--- Excerpted data ---
******************************
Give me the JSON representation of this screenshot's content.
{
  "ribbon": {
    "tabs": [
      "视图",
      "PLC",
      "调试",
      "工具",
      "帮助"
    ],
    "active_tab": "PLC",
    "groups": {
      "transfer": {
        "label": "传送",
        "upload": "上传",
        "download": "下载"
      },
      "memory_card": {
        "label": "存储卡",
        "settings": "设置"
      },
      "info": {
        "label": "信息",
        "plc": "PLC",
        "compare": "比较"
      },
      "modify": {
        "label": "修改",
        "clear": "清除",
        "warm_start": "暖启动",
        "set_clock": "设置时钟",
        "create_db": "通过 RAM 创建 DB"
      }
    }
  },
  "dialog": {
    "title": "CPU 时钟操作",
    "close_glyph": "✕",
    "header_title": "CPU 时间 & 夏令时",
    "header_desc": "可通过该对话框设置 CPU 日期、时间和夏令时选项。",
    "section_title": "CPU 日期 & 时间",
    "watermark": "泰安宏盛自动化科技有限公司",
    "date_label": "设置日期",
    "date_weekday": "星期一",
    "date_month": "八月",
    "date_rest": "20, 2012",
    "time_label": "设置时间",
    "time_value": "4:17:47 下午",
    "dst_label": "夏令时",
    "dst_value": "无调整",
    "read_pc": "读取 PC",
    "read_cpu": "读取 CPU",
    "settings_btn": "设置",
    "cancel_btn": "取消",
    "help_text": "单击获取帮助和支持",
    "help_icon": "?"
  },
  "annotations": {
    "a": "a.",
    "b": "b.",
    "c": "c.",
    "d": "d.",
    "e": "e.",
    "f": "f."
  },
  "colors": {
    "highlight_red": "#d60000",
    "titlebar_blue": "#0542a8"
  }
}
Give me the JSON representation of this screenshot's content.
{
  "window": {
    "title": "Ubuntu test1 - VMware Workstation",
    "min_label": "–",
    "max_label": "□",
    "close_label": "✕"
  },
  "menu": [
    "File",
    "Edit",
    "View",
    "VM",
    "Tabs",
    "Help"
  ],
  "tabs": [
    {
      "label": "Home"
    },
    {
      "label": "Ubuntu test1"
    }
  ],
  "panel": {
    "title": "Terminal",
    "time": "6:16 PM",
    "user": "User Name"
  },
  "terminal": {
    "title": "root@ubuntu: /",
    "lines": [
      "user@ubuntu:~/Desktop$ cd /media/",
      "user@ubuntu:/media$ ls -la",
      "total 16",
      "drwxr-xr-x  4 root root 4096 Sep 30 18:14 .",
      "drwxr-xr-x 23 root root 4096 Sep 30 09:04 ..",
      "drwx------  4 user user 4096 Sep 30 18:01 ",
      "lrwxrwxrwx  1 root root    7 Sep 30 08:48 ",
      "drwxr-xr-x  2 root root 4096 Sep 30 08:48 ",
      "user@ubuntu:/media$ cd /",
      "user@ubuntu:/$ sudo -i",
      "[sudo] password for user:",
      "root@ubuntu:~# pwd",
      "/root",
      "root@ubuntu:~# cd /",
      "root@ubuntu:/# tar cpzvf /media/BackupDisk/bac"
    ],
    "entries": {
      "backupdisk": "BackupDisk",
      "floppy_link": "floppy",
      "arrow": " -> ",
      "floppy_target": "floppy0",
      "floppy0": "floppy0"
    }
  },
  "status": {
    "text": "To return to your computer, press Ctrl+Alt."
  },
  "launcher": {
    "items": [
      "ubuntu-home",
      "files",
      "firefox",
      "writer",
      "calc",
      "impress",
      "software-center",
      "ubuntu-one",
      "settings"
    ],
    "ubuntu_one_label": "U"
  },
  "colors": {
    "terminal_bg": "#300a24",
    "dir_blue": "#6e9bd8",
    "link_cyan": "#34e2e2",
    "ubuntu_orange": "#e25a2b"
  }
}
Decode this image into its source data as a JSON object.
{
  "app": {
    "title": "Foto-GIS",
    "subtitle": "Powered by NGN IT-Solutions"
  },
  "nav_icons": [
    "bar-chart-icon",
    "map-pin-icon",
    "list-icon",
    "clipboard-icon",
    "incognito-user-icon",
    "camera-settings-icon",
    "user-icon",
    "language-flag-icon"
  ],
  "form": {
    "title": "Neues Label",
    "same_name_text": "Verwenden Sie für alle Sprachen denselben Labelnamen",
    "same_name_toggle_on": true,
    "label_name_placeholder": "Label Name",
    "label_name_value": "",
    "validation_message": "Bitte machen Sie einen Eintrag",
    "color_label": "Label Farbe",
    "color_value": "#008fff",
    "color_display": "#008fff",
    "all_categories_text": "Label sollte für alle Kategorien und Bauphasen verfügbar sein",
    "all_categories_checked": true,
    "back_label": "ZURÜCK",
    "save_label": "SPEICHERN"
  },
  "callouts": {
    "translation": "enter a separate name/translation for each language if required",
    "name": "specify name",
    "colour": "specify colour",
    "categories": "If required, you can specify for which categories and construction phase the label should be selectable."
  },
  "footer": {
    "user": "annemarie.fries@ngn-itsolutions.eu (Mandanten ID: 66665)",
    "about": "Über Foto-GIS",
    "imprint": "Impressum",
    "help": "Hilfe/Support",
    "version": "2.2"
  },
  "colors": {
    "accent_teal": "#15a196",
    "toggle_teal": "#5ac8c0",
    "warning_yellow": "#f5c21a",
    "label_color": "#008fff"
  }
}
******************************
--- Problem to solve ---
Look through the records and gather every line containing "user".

--- Exercise result ---
    "user": "User Name"
      "user@ubuntu:~/Desktop$ cd /media/",
      "user@ubuntu:/media$ ls -la",
      "drwx------  4 user user 4096 Sep 30 18:01 ",
      "user@ubuntu:/media$ cd /",
      "user@ubuntu:/$ sudo -i",
      "[sudo] password for user:",
    "incognito-user-icon",
    "user-icon",
    "user": "annemarie.fries@ngn-itsolutions.eu (Mandanten ID: 66665)",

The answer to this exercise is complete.